> **TASK TO CARRY OUT**
Only the lines that hold "JSON" should be in the answer, each copied from the data below.
** Opening DATASET EXTRACT block **
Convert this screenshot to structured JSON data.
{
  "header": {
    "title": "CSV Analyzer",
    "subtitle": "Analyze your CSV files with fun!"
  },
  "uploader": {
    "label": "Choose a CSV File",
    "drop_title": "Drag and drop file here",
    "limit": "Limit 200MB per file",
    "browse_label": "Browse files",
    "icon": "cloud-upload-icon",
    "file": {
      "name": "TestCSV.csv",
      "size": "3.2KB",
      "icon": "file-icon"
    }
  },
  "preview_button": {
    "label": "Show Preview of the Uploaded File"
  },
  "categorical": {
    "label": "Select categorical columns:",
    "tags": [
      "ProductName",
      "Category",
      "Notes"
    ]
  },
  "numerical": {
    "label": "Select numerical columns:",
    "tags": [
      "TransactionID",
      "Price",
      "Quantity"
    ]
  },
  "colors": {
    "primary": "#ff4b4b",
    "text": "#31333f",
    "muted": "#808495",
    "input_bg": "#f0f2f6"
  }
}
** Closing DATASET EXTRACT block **
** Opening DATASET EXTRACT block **
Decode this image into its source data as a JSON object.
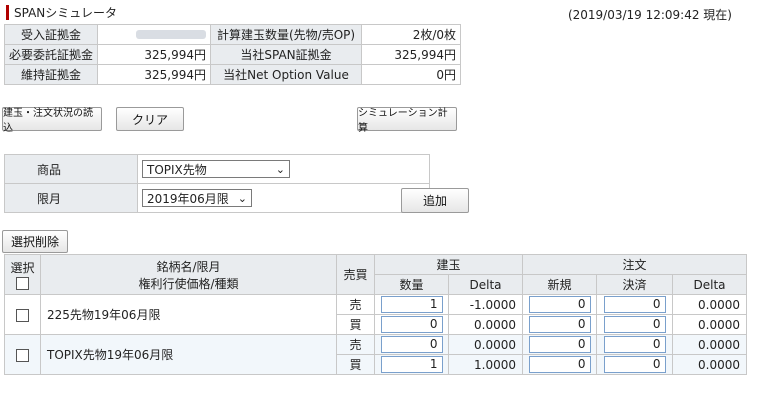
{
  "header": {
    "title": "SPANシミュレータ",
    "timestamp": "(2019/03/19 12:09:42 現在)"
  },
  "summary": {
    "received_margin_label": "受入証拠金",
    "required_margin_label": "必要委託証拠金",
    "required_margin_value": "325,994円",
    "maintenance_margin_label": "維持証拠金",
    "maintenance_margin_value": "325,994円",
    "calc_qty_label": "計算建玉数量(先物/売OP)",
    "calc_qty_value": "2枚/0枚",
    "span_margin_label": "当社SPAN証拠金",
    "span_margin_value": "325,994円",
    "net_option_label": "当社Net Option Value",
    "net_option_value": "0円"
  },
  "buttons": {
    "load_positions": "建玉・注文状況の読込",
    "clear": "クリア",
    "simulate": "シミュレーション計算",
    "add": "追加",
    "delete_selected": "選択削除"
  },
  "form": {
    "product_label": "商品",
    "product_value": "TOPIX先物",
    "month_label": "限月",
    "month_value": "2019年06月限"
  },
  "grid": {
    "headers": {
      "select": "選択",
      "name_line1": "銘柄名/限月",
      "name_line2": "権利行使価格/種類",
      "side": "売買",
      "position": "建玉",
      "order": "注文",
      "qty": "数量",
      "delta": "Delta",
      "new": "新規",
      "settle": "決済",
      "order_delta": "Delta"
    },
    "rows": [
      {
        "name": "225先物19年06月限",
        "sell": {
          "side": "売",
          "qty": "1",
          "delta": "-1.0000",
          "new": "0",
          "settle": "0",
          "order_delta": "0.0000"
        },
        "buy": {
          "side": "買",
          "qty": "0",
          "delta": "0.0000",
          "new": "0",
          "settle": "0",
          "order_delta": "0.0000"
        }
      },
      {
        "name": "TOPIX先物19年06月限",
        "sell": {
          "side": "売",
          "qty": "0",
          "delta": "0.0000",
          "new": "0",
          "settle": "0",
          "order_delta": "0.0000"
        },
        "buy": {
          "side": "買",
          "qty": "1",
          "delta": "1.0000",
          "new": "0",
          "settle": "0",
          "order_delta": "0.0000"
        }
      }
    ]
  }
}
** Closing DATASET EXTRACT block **
> **TASK RESULT**
Convert this screenshot to structured JSON data.
Decode this image into its source data as a JSON object.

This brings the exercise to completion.